Nakamura has served on the Second Judicial District Court since 2013, when she was appointed by Martinez.
The New Mexico Supreme Court could decide once and for all if a law that forbids anyone to assist in ending the life of a terminally ill patient is legal. The American Civil Liberties Union of New Mexico and the Disability Rights Legal Center asked the state’s high court for an expedited review of the case. The move comes just one week after the state Court of Appeals ruled on the case, reversing a District Court decision that said there was a right to “aid in dying” in New Mexico. The writ says the court must decide “one of the most private, intimate decisions made in a lifetime—how we face our own deaths.” The full request is available at the bottom of this post.
The aftermath of a heinous crime that saw a career criminal kill a Rio Rancho police officer is sparking talk of tougher crime laws. Next week, state lawmakers in the interim Courts, Corrections & Justice Committee will hear testimony on a bill to add crimes to New Mexico’s existing “three strikes” law, which assigns mandatory life in prison sentences to convicts of three violent crimes. Yet the local legislative doubling down on “tough on crime” laws—two Republican state representatives are proposing changes that would tighten New Mexico’s three strikes law—comes at a time with strong national momentum in the opposite direction. And it’s Republicans with national ambitions that, in many cases, have been making headlines for this. “Former [Texas] Gov. Rick Perry is going around the country bragging that he closed three prisons,” said state Rep. Antonio “Moe” Maestas, D-Albuquerque, who supports criminal justice reform.
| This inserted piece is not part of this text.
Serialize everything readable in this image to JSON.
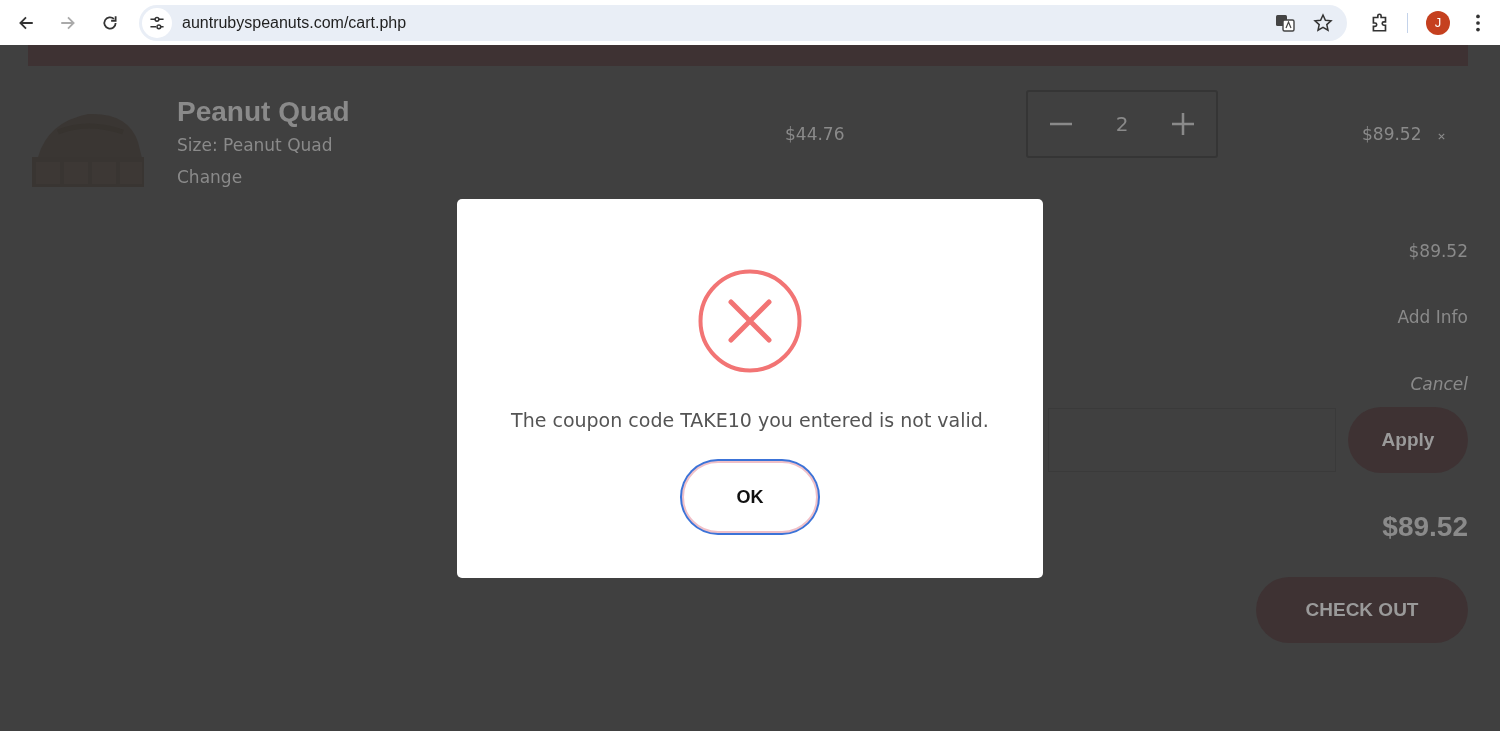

A Santa Fe district court judge handed down fines to the state’s Public Education Department Thursday afternoon for failing to properly respond to public records requests from a teachers’ union. The state must pay nearly $500, plus attorneys fees, for failing to abide by the New Mexico Inspection of Public Records Act (IPRA). The main contention was the union’s records request centered around National Education Association New Mexico (NEA) attorney Jerry Todd Wertheim said was “the core of public debate over the teacher evaluation system.” The union asked for all public documents associated with a claim often repeated by PED Secretary Hanna Skandera and others over the years—that the previous state teacher evaluation system found more than 99 percent of the state’s teachers competent. They said this showed it was not an effective evaluation.
In a report to an interim legislative committee, the New Mexico Law Offices of the Public Defender told lawmakers the situation for public defenders in the state is getting better, but that they still need more funding. Chief Public Defender Jorge Alvarado told the Legislative Finance Committee on Friday that his office is on its way to filling 33 staff attorney positions this year, but that contract counsel is still a problem. In his presentation, Alvarado said his office is struggling to maintain an adequate amount of contract attorneys to defend cases in rural parts of the state. He added that even with a standard of having “a heartbeat and a bar card” for contract attorneys, low flat rates for contracts makes it hard to attract lawyers. The Law Offices of the Public Defender has long advocated for hourly rates over flat fees in order to properly defend clients in court.